**Data listing**
== == ==
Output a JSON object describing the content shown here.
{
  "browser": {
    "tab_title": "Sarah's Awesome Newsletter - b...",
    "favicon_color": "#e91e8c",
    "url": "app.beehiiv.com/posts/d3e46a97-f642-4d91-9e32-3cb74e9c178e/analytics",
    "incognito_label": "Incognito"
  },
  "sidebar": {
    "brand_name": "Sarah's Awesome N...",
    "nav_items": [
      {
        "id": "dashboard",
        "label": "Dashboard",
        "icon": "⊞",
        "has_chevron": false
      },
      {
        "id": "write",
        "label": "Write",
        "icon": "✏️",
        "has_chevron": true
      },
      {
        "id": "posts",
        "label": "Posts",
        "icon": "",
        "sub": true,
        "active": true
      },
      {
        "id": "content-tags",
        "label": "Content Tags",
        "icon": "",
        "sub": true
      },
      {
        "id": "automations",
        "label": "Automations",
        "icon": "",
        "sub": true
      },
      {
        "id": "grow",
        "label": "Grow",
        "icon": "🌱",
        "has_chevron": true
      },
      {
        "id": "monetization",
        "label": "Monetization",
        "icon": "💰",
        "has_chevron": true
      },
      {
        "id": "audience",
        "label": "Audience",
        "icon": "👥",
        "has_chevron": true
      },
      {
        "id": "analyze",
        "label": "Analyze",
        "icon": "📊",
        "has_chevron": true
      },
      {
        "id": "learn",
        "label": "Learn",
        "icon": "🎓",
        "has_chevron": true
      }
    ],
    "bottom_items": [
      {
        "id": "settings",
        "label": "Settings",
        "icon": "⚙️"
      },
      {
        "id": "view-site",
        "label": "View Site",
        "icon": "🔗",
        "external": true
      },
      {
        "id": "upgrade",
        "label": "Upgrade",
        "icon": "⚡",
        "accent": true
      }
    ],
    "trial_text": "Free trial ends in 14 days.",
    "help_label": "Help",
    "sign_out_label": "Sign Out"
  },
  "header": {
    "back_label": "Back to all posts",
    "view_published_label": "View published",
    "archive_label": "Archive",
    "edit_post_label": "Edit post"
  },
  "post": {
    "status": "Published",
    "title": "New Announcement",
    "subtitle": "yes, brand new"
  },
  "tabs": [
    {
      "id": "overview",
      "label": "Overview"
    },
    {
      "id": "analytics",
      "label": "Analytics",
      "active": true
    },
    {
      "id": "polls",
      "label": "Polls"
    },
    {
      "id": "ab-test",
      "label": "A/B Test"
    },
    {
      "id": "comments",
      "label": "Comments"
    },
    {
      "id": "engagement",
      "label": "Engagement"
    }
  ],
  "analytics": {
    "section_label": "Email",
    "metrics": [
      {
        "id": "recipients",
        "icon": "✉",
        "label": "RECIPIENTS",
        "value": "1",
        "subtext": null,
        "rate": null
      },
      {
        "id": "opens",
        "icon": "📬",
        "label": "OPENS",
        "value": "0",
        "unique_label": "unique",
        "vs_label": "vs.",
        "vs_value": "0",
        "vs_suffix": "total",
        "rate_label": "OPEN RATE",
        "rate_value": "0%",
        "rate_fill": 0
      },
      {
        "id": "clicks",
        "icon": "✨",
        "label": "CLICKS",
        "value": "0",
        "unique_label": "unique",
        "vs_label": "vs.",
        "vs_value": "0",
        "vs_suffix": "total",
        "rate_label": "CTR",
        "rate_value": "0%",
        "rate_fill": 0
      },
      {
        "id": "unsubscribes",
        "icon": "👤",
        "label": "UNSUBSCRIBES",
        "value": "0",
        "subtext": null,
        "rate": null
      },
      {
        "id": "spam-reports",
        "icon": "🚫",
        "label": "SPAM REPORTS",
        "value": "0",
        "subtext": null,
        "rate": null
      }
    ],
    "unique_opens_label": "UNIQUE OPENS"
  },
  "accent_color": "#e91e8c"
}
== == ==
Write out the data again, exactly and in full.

Output a JSON object describing the content shown here.
{
  "browser": {
    "tab_title": "Sarah's Awesome Newsletter - b...",
    "favicon_color": "#e91e8c",
    "url": "app.beehiiv.com/posts/d3e46a97-f642-4d91-9e32-3cb74e9c178e/analytics",
    "incognito_label": "Incognito"
  },
  "sidebar": {
    "brand_name": "Sarah's Awesome N...",
    "nav_items": [
      {
        "id": "dashboard",
        "label": "Dashboard",
        "icon": "⊞",
        "has_chevron": false
      },
      {
        "id": "write",
        "label": "Write",
        "icon": "✏️",
        "has_chevron": true
      },
      {
        "id": "posts",
        "label": "Posts",
        "icon": "",
        "sub": true,
        "active": true
      },
      {
        "id": "content-tags",
        "label": "Content Tags",
        "icon": "",
        "sub": true
      },
      {
        "id": "automations",
        "label": "Automations",
        "icon": "",
        "sub": true
      },
      {
        "id": "grow",
        "label": "Grow",
        "icon": "🌱",
        "has_chevron": true
      },
      {
        "id": "monetization",
        "label": "Monetization",
        "icon": "💰",
        "has_chevron": true
      },
      {
        "id": "audience",
        "label": "Audience",
        "icon": "👥",
        "has_chevron": true
      },
      {
        "id": "analyze",
        "label": "Analyze",
        "icon": "📊",
        "has_chevron": true
      },
      {
        "id": "learn",
        "label": "Learn",
        "icon": "🎓",
        "has_chevron": true
      }
    ],
    "bottom_items": [
      {
        "id": "settings",
        "label": "Settings",
        "icon": "⚙️"
      },
      {
        "id": "view-site",
        "label": "View Site",
        "icon": "🔗",
        "external": true
      },
      {
        "id": "upgrade",
        "label": "Upgrade",
        "icon": "⚡",
        "accent": true
      }
    ],
    "trial_text": "Free trial ends in 14 days.",
    "help_label": "Help",
    "sign_out_label": "Sign Out"
  },
  "header": {
    "back_label": "Back to all posts",
    "view_published_label": "View published",
    "archive_label": "Archive",
    "edit_post_label": "Edit post"
  },
  "post": {
    "status": "Published",
    "title": "New Announcement",
    "subtitle": "yes, brand new"
  },
  "tabs": [
    {
      "id": "overview",
      "label": "Overview"
    },
    {
      "id": "analytics",
      "label": "Analytics",
      "active": true
    },
    {
      "id": "polls",
      "label": "Polls"
    },
    {
      "id": "ab-test",
      "label": "A/B Test"
    },
    {
      "id": "comments",
      "label": "Comments"
    },
    {
      "id": "engagement",
      "label": "Engagement"
    }
  ],
  "analytics": {
    "section_label": "Email",
    "metrics": [
      {
        "id": "recipients",
        "icon": "✉",
        "label": "RECIPIENTS",
        "value": "1",
        "subtext": null,
        "rate": null
      },
      {
        "id": "opens",
        "icon": "📬",
        "label": "OPENS",
        "value": "0",
        "unique_label": "unique",
        "vs_label": "vs.",
        "vs_value": "0",
        "vs_suffix": "total",
        "rate_label": "OPEN RATE",
        "rate_value": "0%",
        "rate_fill": 0
      },
      {
        "id": "clicks",
        "icon": "✨",
        "label": "CLICKS",
        "value": "0",
        "unique_label": "unique",
        "vs_label": "vs.",
        "vs_value": "0",
        "vs_suffix": "total",
        "rate_label": "CTR",
        "rate_value": "0%",
        "rate_fill": 0
      },
      {
        "id": "unsubscribes",
        "icon": "👤",
        "label": "UNSUBSCRIBES",
        "value": "0",
        "subtext": null,
        "rate": null
      },
      {
        "id": "spam-reports",
        "icon": "🚫",
        "label": "SPAM REPORTS",
        "value": "0",
        "subtext": null,
        "rate": null
      }
    ],
    "unique_opens_label": "UNIQUE OPENS"
  },
  "accent_color": "#e91e8c"
}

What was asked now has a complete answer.